▶ _TASK DIRECTIONS_
Every record below needs to be retyped exactly as it appears.

▶ _DATA SUPPLIED_
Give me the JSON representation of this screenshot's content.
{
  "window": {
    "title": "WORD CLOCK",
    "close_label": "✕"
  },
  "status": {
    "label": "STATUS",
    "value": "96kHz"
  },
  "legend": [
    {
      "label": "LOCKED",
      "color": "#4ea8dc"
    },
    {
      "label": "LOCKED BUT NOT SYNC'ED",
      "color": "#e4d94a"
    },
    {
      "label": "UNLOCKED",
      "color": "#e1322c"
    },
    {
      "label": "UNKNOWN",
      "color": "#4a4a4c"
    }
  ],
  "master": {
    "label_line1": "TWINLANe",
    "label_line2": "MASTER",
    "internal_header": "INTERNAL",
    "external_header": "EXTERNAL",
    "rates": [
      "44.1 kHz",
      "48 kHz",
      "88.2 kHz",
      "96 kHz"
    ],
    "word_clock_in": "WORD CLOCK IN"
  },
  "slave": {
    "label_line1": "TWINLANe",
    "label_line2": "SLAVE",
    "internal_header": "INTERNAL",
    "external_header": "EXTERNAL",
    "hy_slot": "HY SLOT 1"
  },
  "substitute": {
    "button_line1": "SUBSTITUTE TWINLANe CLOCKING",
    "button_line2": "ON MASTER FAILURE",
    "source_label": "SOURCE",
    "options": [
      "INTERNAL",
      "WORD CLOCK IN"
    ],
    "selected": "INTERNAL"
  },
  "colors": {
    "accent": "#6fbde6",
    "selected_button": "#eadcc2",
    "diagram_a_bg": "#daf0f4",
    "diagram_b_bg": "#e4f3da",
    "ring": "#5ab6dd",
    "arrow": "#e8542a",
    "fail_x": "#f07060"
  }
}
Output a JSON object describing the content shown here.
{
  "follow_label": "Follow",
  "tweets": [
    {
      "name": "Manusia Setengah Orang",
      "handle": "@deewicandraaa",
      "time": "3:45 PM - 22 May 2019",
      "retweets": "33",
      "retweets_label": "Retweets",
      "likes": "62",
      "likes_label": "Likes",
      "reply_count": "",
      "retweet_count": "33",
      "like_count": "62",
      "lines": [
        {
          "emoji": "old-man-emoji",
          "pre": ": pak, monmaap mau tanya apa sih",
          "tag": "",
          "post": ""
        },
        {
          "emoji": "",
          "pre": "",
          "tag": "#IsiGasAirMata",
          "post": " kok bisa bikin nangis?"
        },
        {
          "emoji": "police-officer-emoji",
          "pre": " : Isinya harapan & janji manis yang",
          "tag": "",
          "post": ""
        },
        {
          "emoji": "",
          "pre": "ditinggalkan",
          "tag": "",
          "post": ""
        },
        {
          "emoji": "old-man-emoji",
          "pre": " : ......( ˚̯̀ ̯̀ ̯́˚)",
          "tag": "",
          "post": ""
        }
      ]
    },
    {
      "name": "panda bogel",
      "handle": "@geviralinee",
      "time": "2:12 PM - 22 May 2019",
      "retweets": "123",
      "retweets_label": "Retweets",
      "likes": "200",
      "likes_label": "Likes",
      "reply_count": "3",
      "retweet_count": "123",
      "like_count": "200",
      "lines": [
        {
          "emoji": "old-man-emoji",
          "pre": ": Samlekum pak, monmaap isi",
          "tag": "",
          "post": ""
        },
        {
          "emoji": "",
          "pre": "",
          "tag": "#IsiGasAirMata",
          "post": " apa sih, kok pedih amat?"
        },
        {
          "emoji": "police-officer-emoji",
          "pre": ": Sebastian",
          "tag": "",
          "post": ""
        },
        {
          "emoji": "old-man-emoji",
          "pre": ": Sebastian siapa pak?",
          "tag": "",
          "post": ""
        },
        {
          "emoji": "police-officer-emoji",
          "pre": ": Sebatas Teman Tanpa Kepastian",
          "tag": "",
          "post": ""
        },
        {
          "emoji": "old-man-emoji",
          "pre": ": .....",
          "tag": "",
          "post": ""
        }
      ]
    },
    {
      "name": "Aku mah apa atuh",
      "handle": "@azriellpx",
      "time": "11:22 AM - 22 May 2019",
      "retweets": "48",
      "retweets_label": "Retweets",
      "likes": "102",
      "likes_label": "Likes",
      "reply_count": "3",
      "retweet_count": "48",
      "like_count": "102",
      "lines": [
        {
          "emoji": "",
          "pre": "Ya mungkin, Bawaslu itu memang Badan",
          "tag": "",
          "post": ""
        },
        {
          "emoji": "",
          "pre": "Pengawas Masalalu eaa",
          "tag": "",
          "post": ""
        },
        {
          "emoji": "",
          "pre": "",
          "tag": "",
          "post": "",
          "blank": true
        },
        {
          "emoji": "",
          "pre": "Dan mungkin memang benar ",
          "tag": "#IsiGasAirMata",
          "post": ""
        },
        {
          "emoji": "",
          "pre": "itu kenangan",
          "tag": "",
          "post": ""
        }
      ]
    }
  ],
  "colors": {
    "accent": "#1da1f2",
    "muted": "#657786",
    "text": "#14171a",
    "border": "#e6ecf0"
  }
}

▶ _RESPONSE TO THIS TASK_
Give me the JSON representation of this screenshot's content.
{
  "window": {
    "title": "WORD CLOCK",
    "close_label": "✕"
  },
  "status": {
    "label": "STATUS",
    "value": "96kHz"
  },
  "legend": [
    {
      "label": "LOCKED",
      "color": "#4ea8dc"
    },
    {
      "label": "LOCKED BUT NOT SYNC'ED",
      "color": "#e4d94a"
    },
    {
      "label": "UNLOCKED",
      "color": "#e1322c"
    },
    {
      "label": "UNKNOWN",
      "color": "#4a4a4c"
    }
  ],
  "master": {
    "label_line1": "TWINLANe",
    "label_line2": "MASTER",
    "internal_header": "INTERNAL",
    "external_header": "EXTERNAL",
    "rates": [
      "44.1 kHz",
      "48 kHz",
      "88.2 kHz",
      "96 kHz"
    ],
    "word_clock_in": "WORD CLOCK IN"
  },
  "slave": {
    "label_line1": "TWINLANe",
    "label_line2": "SLAVE",
    "internal_header": "INTERNAL",
    "external_header": "EXTERNAL",
    "hy_slot": "HY SLOT 1"
  },
  "substitute": {
    "button_line1": "SUBSTITUTE TWINLANe CLOCKING",
    "button_line2": "ON MASTER FAILURE",
    "source_label": "SOURCE",
    "options": [
      "INTERNAL",
      "WORD CLOCK IN"
    ],
    "selected": "INTERNAL"
  },
  "colors": {
    "accent": "#6fbde6",
    "selected_button": "#eadcc2",
    "diagram_a_bg": "#daf0f4",
    "diagram_b_bg": "#e4f3da",
    "ring": "#5ab6dd",
    "arrow": "#e8542a",
    "fail_x": "#f07060"
  }
}
Output a JSON object describing the content shown here.
{
  "follow_label": "Follow",
  "tweets": [
    {
      "name": "Manusia Setengah Orang",
      "handle": "@deewicandraaa",
      "time": "3:45 PM - 22 May 2019",
      "retweets": "33",
      "retweets_label": "Retweets",
      "likes": "62",
      "likes_label": "Likes",
      "reply_count": "",
      "retweet_count": "33",
      "like_count": "62",
      "lines": [
        {
          "emoji": "old-man-emoji",
          "pre": ": pak, monmaap mau tanya apa sih",
          "tag": "",
          "post": ""
        },
        {
          "emoji": "",
          "pre": "",
          "tag": "#IsiGasAirMata",
          "post": " kok bisa bikin nangis?"
        },
        {
          "emoji": "police-officer-emoji",
          "pre": " : Isinya harapan & janji manis yang",
          "tag": "",
          "post": ""
        },
        {
          "emoji": "",
          "pre": "ditinggalkan",
          "tag": "",
          "post": ""
        },
        {
          "emoji": "old-man-emoji",
          "pre": " : ......( ˚̯̀ ̯̀ ̯́˚)",
          "tag": "",
          "post": ""
        }
      ]
    },
    {
      "name": "panda bogel",
      "handle": "@geviralinee",
      "time": "2:12 PM - 22 May 2019",
      "retweets": "123",
      "retweets_label": "Retweets",
      "likes": "200",
      "likes_label": "Likes",
      "reply_count": "3",
      "retweet_count": "123",
      "like_count": "200",
      "lines": [
        {
          "emoji": "old-man-emoji",
          "pre": ": Samlekum pak, monmaap isi",
          "tag": "",
          "post": ""
        },
        {
          "emoji": "",
          "pre": "",
          "tag": "#IsiGasAirMata",
          "post": " apa sih, kok pedih amat?"
        },
        {
          "emoji": "police-officer-emoji",
          "pre": ": Sebastian",
          "tag": "",
          "post": ""
        },
        {
          "emoji": "old-man-emoji",
          "pre": ": Sebastian siapa pak?",
          "tag": "",
          "post": ""
        },
        {
          "emoji": "police-officer-emoji",
          "pre": ": Sebatas Teman Tanpa Kepastian",
          "tag": "",
          "post": ""
        },
        {
          "emoji": "old-man-emoji",
          "pre": ": .....",
          "tag": "",
          "post": ""
        }
      ]
    },
    {
      "name": "Aku mah apa atuh",
      "handle": "@azriellpx",
      "time": "11:22 AM - 22 May 2019",
      "retweets": "48",
      "retweets_label": "Retweets",
      "likes": "102",
      "likes_label": "Likes",
      "reply_count": "3",
      "retweet_count": "48",
      "like_count": "102",
      "lines": [
        {
          "emoji": "",
          "pre": "Ya mungkin, Bawaslu itu memang Badan",
          "tag": "",
          "post": ""
        },
        {
          "emoji": "",
          "pre": "Pengawas Masalalu eaa",
          "tag": "",
          "post": ""
        },
        {
          "emoji": "",
          "pre": "",
          "tag": "",
          "post": "",
          "blank": true
        },
        {
          "emoji": "",
          "pre": "Dan mungkin memang benar ",
          "tag": "#IsiGasAirMata",
          "post": ""
        },
        {
          "emoji": "",
          "pre": "itu kenangan",
          "tag": "",
          "post": ""
        }
      ]
    }
  ],
  "colors": {
    "accent": "#1da1f2",
    "muted": "#657786",
    "text": "#14171a",
    "border": "#e6ecf0"
  }
}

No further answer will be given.